··· AVAILABLE RECORDS
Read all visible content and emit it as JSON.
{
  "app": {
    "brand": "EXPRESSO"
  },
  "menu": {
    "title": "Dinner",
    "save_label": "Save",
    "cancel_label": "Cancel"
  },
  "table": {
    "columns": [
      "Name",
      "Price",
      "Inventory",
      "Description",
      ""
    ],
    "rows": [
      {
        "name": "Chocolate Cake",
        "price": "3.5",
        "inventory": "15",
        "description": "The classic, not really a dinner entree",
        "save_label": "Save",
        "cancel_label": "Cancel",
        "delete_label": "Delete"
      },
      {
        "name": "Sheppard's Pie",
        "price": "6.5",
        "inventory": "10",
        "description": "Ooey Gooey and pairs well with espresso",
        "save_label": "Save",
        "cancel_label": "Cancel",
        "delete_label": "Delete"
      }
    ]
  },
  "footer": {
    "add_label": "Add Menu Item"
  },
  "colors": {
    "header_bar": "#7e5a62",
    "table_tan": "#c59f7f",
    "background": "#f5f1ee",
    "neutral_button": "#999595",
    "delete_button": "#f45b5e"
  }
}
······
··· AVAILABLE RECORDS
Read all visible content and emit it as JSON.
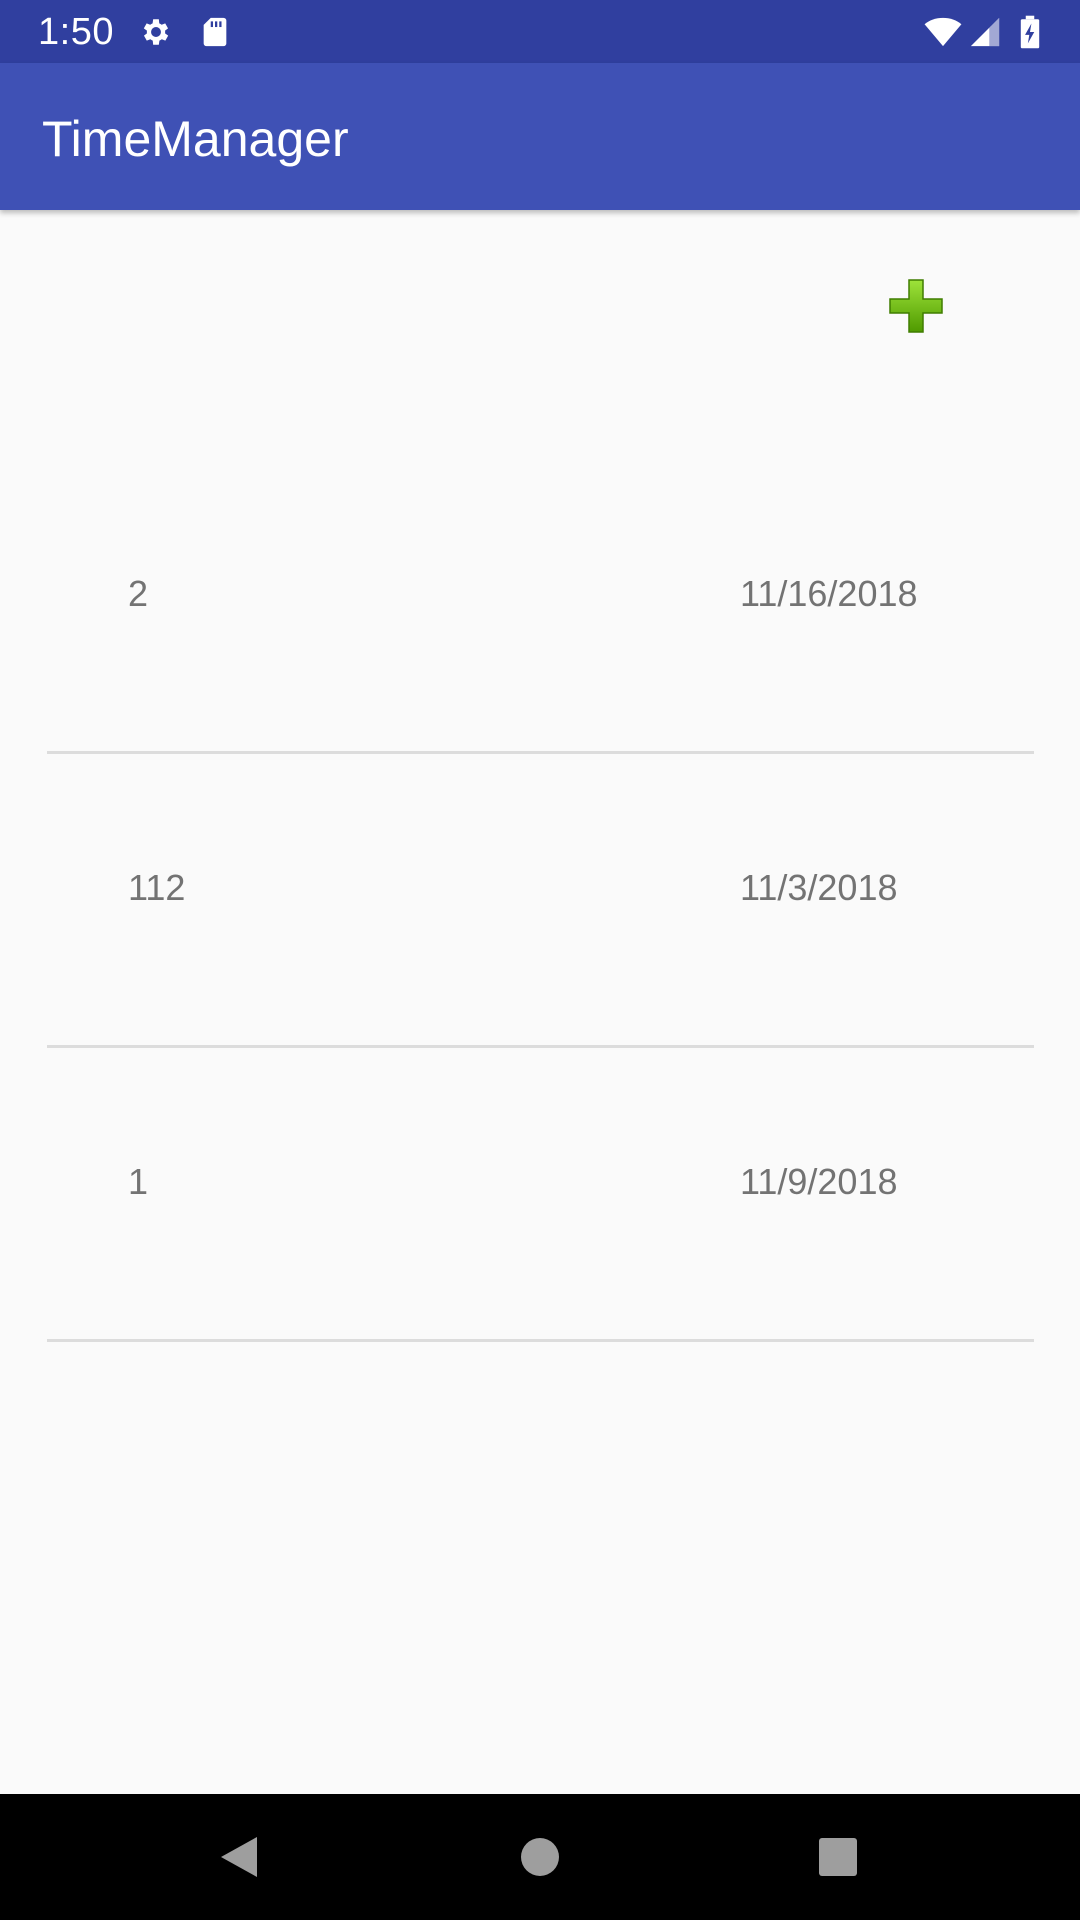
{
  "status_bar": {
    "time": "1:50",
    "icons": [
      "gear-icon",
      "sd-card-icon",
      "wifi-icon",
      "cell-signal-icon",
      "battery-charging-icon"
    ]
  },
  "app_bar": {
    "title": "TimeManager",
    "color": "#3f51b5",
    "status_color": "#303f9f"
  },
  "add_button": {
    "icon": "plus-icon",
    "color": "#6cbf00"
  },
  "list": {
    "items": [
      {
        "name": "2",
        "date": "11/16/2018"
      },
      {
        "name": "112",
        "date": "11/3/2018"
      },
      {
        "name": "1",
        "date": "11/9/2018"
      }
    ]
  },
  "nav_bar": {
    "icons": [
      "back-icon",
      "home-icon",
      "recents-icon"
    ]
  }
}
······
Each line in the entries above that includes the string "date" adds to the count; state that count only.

EXERCISE SOLUTION:
3